*What needs to be done*: Only the pictures should be dropped; copy the rest of the entries exactly.

Stored records:
'''

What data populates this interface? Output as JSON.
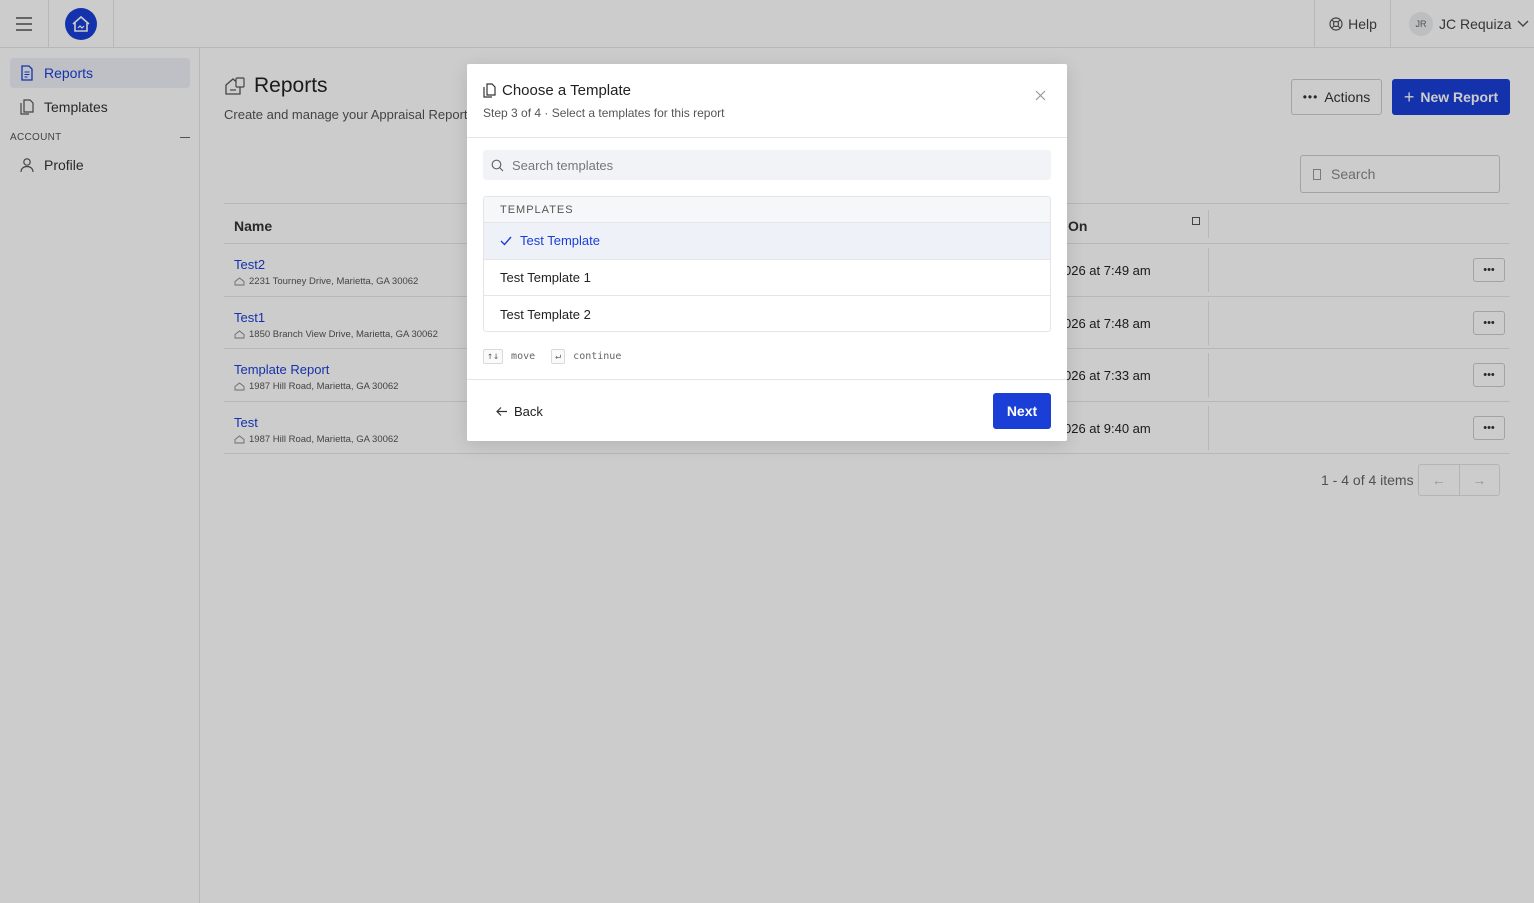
{
  "topbar": {
    "help_label": "Help",
    "user_initials": "JR",
    "user_name": "JC Requiza"
  },
  "sidebar": {
    "items": [
      {
        "label": "Reports",
        "icon": "document-icon",
        "active": true
      },
      {
        "label": "Templates",
        "icon": "copy-icon",
        "active": false
      }
    ],
    "section_label": "ACCOUNT",
    "account_items": [
      {
        "label": "Profile",
        "icon": "user-icon"
      }
    ]
  },
  "page": {
    "title": "Reports",
    "subtitle": "Create and manage your Appraisal Reports",
    "actions_label": "Actions",
    "new_report_label": "New Report",
    "search_placeholder": "Search"
  },
  "table": {
    "headers": {
      "name": "Name",
      "created_on": "On"
    },
    "rows": [
      {
        "name": "Test2",
        "address": "2231 Tourney Drive, Marietta, GA 30062",
        "date": "026 at 7:49 am"
      },
      {
        "name": "Test1",
        "address": "1850 Branch View Drive, Marietta, GA 30062",
        "date": "026 at 7:48 am"
      },
      {
        "name": "Template Report",
        "address": "1987 Hill Road, Marietta, GA 30062",
        "date": "026 at 7:33 am"
      },
      {
        "name": "Test",
        "address": "1987 Hill Road, Marietta, GA 30062",
        "date": "026 at 9:40 am"
      }
    ],
    "pager_text": "1 - 4 of 4 items"
  },
  "modal": {
    "title": "Choose a Template",
    "step": "Step 3 of 4 · Select a templates for this report",
    "search_placeholder": "Search templates",
    "list_header": "TEMPLATES",
    "items": [
      {
        "label": "Test Template",
        "selected": true
      },
      {
        "label": "Test Template 1",
        "selected": false
      },
      {
        "label": "Test Template 2",
        "selected": false
      }
    ],
    "hints": {
      "move_key": "↑↓",
      "move_label": "move",
      "continue_key": "↵",
      "continue_label": "continue"
    },
    "back_label": "Back",
    "next_label": "Next"
  },
  "colors": {
    "accent": "#1a3fd6",
    "overlay": "rgba(0,0,0,0.2)"
  }
}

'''

*Answer to the problem*:
What data populates this interface? Output as JSON.
{
  "topbar": {
    "help_label": "Help",
    "user_initials": "JR",
    "user_name": "JC Requiza"
  },
  "sidebar": {
    "items": [
      {
        "label": "Reports",
        "icon": "document-icon",
        "active": true
      },
      {
        "label": "Templates",
        "icon": "copy-icon",
        "active": false
      }
    ],
    "section_label": "ACCOUNT",
    "account_items": [
      {
        "label": "Profile",
        "icon": "user-icon"
      }
    ]
  },
  "page": {
    "title": "Reports",
    "subtitle": "Create and manage your Appraisal Reports",
    "actions_label": "Actions",
    "new_report_label": "New Report",
    "search_placeholder": "Search"
  },
  "table": {
    "headers": {
      "name": "Name",
      "created_on": "On"
    },
    "rows": [
      {
        "name": "Test2",
        "address": "2231 Tourney Drive, Marietta, GA 30062",
        "date": "026 at 7:49 am"
      },
      {
        "name": "Test1",
        "address": "1850 Branch View Drive, Marietta, GA 30062",
        "date": "026 at 7:48 am"
      },
      {
        "name": "Template Report",
        "address": "1987 Hill Road, Marietta, GA 30062",
        "date": "026 at 7:33 am"
      },
      {
        "name": "Test",
        "address": "1987 Hill Road, Marietta, GA 30062",
        "date": "026 at 9:40 am"
      }
    ],
    "pager_text": "1 - 4 of 4 items"
  },
  "modal": {
    "title": "Choose a Template",
    "step": "Step 3 of 4 · Select a templates for this report",
    "search_placeholder": "Search templates",
    "list_header": "TEMPLATES",
    "items": [
      {
        "label": "Test Template",
        "selected": true
      },
      {
        "label": "Test Template 1",
        "selected": false
      },
      {
        "label": "Test Template 2",
        "selected": false
      }
    ],
    "hints": {
      "move_key": "↑↓",
      "move_label": "move",
      "continue_key": "↵",
      "continue_label": "continue"
    },
    "back_label": "Back",
    "next_label": "Next"
  },
  "colors": {
    "accent": "#1a3fd6",
    "overlay": "rgba(0,0,0,0.2)"
  }
}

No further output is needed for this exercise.